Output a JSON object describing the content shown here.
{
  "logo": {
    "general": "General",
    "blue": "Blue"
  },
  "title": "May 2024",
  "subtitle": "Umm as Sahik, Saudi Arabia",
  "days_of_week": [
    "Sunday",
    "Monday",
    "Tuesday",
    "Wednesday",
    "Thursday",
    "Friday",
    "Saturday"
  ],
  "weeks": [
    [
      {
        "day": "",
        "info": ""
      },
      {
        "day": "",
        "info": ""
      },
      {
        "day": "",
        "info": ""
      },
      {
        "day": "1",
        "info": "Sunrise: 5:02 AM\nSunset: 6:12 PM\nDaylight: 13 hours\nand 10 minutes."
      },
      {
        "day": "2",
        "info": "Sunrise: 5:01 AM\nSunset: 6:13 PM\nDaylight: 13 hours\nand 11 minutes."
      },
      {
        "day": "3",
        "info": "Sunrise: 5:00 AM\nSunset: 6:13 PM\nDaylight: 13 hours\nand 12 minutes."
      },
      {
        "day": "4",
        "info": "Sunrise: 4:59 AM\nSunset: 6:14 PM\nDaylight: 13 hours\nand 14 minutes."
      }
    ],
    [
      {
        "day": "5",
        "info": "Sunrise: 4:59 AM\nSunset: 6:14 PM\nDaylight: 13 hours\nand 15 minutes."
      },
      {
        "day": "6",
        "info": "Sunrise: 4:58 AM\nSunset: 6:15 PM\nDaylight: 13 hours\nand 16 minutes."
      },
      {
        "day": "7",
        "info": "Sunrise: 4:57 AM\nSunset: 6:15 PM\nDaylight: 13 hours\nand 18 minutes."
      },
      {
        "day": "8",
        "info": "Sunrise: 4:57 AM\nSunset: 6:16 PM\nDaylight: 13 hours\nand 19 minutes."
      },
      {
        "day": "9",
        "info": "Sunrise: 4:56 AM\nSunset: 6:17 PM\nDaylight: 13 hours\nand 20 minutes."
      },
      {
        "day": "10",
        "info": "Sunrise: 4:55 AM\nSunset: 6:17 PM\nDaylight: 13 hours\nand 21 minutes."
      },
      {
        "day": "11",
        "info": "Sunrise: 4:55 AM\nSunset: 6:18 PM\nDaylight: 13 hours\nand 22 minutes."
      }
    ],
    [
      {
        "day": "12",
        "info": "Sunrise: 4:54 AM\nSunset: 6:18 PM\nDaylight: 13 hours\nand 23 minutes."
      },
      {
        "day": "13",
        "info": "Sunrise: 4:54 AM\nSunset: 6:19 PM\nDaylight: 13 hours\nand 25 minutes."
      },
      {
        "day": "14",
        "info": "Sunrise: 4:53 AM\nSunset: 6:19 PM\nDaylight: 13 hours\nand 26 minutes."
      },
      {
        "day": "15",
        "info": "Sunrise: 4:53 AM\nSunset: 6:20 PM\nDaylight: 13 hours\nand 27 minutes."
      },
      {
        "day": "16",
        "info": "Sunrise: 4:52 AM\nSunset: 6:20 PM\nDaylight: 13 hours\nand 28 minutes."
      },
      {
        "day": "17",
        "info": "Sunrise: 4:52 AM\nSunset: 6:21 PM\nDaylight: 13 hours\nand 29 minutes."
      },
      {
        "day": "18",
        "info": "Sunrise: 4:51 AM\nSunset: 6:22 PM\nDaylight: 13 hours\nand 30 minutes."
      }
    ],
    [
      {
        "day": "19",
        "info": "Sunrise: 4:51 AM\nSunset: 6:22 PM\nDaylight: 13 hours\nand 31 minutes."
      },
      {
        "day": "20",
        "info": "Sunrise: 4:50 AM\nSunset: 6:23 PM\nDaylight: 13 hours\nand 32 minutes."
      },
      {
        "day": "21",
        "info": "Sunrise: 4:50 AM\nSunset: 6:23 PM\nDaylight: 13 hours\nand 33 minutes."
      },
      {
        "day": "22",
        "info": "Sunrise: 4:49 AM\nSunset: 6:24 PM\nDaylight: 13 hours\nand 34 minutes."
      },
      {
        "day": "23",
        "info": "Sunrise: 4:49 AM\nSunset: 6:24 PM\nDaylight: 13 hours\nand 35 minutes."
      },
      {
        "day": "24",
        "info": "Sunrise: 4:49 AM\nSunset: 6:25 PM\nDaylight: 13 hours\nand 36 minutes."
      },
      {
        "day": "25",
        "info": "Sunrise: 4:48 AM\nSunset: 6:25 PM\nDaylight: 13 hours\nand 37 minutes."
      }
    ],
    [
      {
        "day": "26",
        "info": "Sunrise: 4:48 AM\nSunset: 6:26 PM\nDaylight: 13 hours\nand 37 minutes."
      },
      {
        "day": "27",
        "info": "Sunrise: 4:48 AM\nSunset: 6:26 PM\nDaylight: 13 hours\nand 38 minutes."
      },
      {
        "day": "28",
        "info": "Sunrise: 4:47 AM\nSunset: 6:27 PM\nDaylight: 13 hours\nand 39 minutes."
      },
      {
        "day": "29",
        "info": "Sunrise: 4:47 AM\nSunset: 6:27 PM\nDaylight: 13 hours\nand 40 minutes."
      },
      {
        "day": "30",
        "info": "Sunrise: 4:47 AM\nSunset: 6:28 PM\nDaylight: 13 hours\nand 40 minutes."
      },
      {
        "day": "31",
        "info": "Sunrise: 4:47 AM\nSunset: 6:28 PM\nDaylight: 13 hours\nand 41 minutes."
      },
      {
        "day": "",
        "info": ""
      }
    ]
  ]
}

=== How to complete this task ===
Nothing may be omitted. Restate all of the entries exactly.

=== Response box ===
Output a JSON object describing the content shown here.
{
  "logo": {
    "general": "General",
    "blue": "Blue"
  },
  "title": "May 2024",
  "subtitle": "Umm as Sahik, Saudi Arabia",
  "days_of_week": [
    "Sunday",
    "Monday",
    "Tuesday",
    "Wednesday",
    "Thursday",
    "Friday",
    "Saturday"
  ],
  "weeks": [
    [
      {
        "day": "",
        "info": ""
      },
      {
        "day": "",
        "info": ""
      },
      {
        "day": "",
        "info": ""
      },
      {
        "day": "1",
        "info": "Sunrise: 5:02 AM\nSunset: 6:12 PM\nDaylight: 13 hours\nand 10 minutes."
      },
      {
        "day": "2",
        "info": "Sunrise: 5:01 AM\nSunset: 6:13 PM\nDaylight: 13 hours\nand 11 minutes."
      },
      {
        "day": "3",
        "info": "Sunrise: 5:00 AM\nSunset: 6:13 PM\nDaylight: 13 hours\nand 12 minutes."
      },
      {
        "day": "4",
        "info": "Sunrise: 4:59 AM\nSunset: 6:14 PM\nDaylight: 13 hours\nand 14 minutes."
      }
    ],
    [
      {
        "day": "5",
        "info": "Sunrise: 4:59 AM\nSunset: 6:14 PM\nDaylight: 13 hours\nand 15 minutes."
      },
      {
        "day": "6",
        "info": "Sunrise: 4:58 AM\nSunset: 6:15 PM\nDaylight: 13 hours\nand 16 minutes."
      },
      {
        "day": "7",
        "info": "Sunrise: 4:57 AM\nSunset: 6:15 PM\nDaylight: 13 hours\nand 18 minutes."
      },
      {
        "day": "8",
        "info": "Sunrise: 4:57 AM\nSunset: 6:16 PM\nDaylight: 13 hours\nand 19 minutes."
      },
      {
        "day": "9",
        "info": "Sunrise: 4:56 AM\nSunset: 6:17 PM\nDaylight: 13 hours\nand 20 minutes."
      },
      {
        "day": "10",
        "info": "Sunrise: 4:55 AM\nSunset: 6:17 PM\nDaylight: 13 hours\nand 21 minutes."
      },
      {
        "day": "11",
        "info": "Sunrise: 4:55 AM\nSunset: 6:18 PM\nDaylight: 13 hours\nand 22 minutes."
      }
    ],
    [
      {
        "day": "12",
        "info": "Sunrise: 4:54 AM\nSunset: 6:18 PM\nDaylight: 13 hours\nand 23 minutes."
      },
      {
        "day": "13",
        "info": "Sunrise: 4:54 AM\nSunset: 6:19 PM\nDaylight: 13 hours\nand 25 minutes."
      },
      {
        "day": "14",
        "info": "Sunrise: 4:53 AM\nSunset: 6:19 PM\nDaylight: 13 hours\nand 26 minutes."
      },
      {
        "day": "15",
        "info": "Sunrise: 4:53 AM\nSunset: 6:20 PM\nDaylight: 13 hours\nand 27 minutes."
      },
      {
        "day": "16",
        "info": "Sunrise: 4:52 AM\nSunset: 6:20 PM\nDaylight: 13 hours\nand 28 minutes."
      },
      {
        "day": "17",
        "info": "Sunrise: 4:52 AM\nSunset: 6:21 PM\nDaylight: 13 hours\nand 29 minutes."
      },
      {
        "day": "18",
        "info": "Sunrise: 4:51 AM\nSunset: 6:22 PM\nDaylight: 13 hours\nand 30 minutes."
      }
    ],
    [
      {
        "day": "19",
        "info": "Sunrise: 4:51 AM\nSunset: 6:22 PM\nDaylight: 13 hours\nand 31 minutes."
      },
      {
        "day": "20",
        "info": "Sunrise: 4:50 AM\nSunset: 6:23 PM\nDaylight: 13 hours\nand 32 minutes."
      },
      {
        "day": "21",
        "info": "Sunrise: 4:50 AM\nSunset: 6:23 PM\nDaylight: 13 hours\nand 33 minutes."
      },
      {
        "day": "22",
        "info": "Sunrise: 4:49 AM\nSunset: 6:24 PM\nDaylight: 13 hours\nand 34 minutes."
      },
      {
        "day": "23",
        "info": "Sunrise: 4:49 AM\nSunset: 6:24 PM\nDaylight: 13 hours\nand 35 minutes."
      },
      {
        "day": "24",
        "info": "Sunrise: 4:49 AM\nSunset: 6:25 PM\nDaylight: 13 hours\nand 36 minutes."
      },
      {
        "day": "25",
        "info": "Sunrise: 4:48 AM\nSunset: 6:25 PM\nDaylight: 13 hours\nand 37 minutes."
      }
    ],
    [
      {
        "day": "26",
        "info": "Sunrise: 4:48 AM\nSunset: 6:26 PM\nDaylight: 13 hours\nand 37 minutes."
      },
      {
        "day": "27",
        "info": "Sunrise: 4:48 AM\nSunset: 6:26 PM\nDaylight: 13 hours\nand 38 minutes."
      },
      {
        "day": "28",
        "info": "Sunrise: 4:47 AM\nSunset: 6:27 PM\nDaylight: 13 hours\nand 39 minutes."
      },
      {
        "day": "29",
        "info": "Sunrise: 4:47 AM\nSunset: 6:27 PM\nDaylight: 13 hours\nand 40 minutes."
      },
      {
        "day": "30",
        "info": "Sunrise: 4:47 AM\nSunset: 6:28 PM\nDaylight: 13 hours\nand 40 minutes."
      },
      {
        "day": "31",
        "info": "Sunrise: 4:47 AM\nSunset: 6:28 PM\nDaylight: 13 hours\nand 41 minutes."
      },
      {
        "day": "",
        "info": ""
      }
    ]
  ]
}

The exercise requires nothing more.